In Revaluing Roman Cyprus, Ersin Hussein provides a study of local identity formation in Roman Cyprus addresses its traditional characterisation as a weary, uneventful, and insignificant province and champions it as a rich case study for investigations of the Roman Empire. Hussein collates well-known, overlooked, and newly uncovered evidence to revaluate local responses to, and experiences of, Roman rule.
The investigation opens with a look at the island as a real and imagined space to explore its marginalisation in ancient and modern scholarly narratives. Hussein revisits the events surrounding the annexation of the island by Rome from Ptolemaic Egypt and its subsequent administration to establish the dynamics between the inhabitants of the island and their rulers. The spread and impact of Roman citizenship across the island is assessed through an exploration of the strategies employed by
individuals to distinguish themselves in local and regional contexts. Hussein examines the poleis of Roman Cyprus, notably the preservation of their myths in literary records and the production of these in the material record, are examined to explore collective identity formation. Roman Cyprus is revealed

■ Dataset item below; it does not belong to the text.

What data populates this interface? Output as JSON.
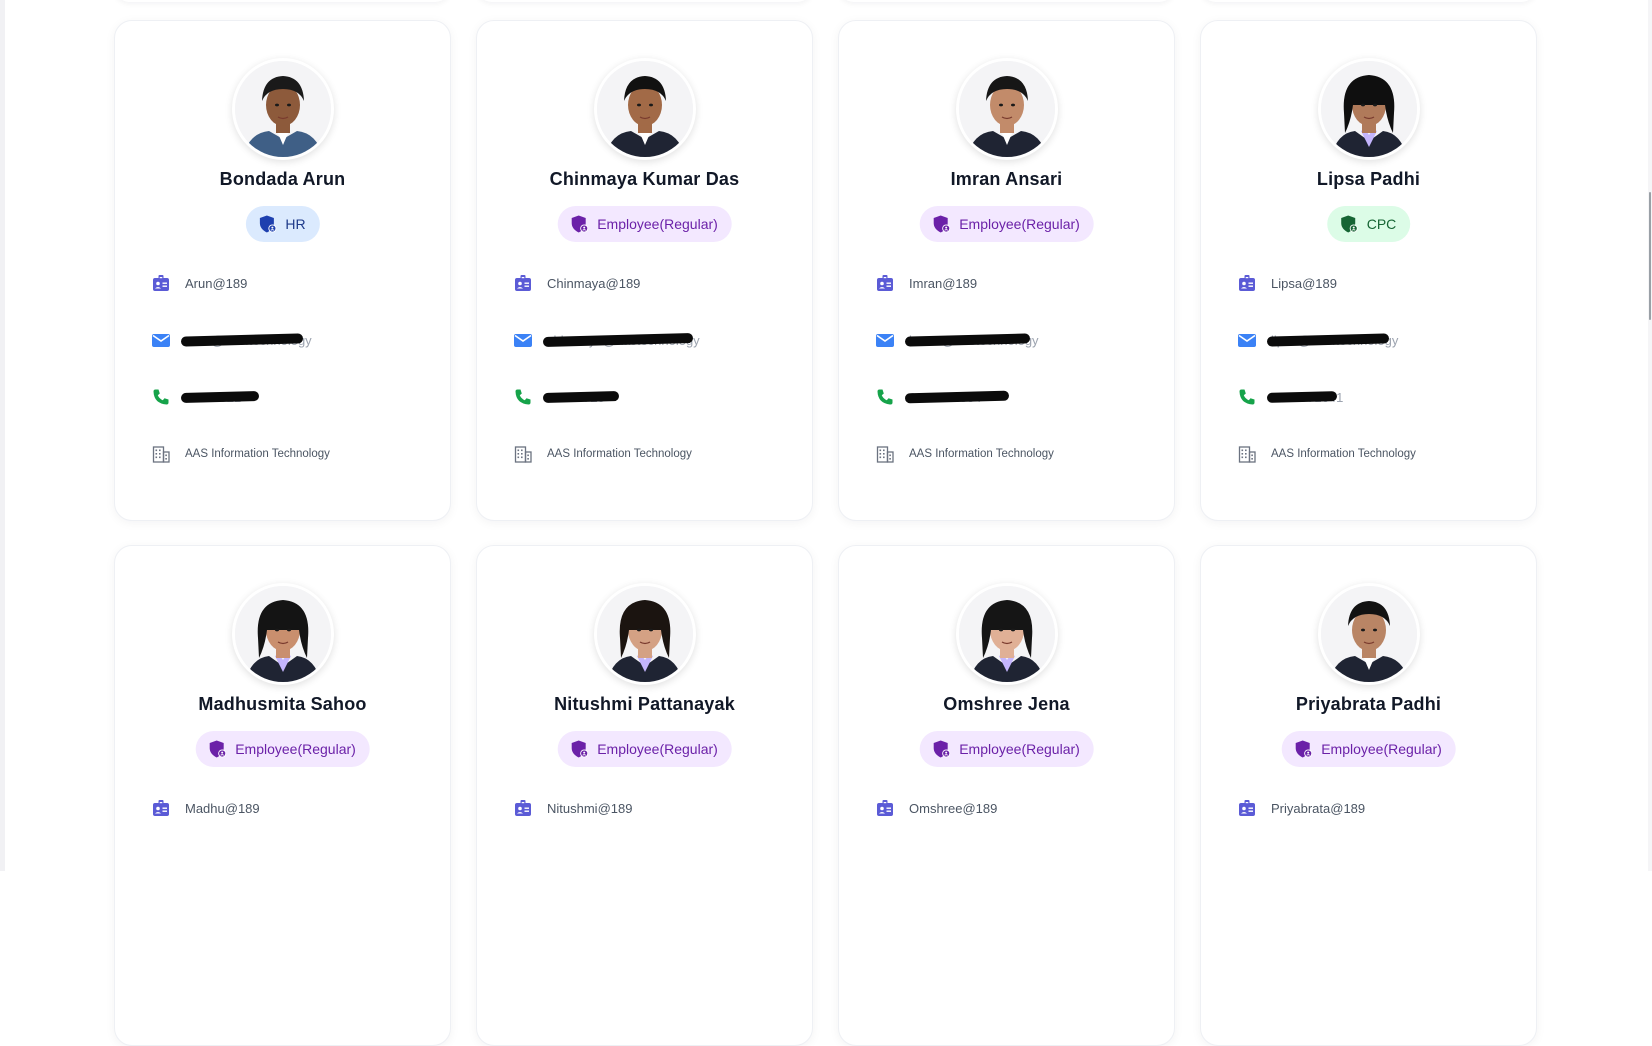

as an active and dynamic participant in negotiating its identity and status in the Roman Empire. An island was poised between multiple landscapes, Hussein shows how Cyprus maintained deep-rooted connections between mainland Greece, Egypt, Asia Minor, and the Near East.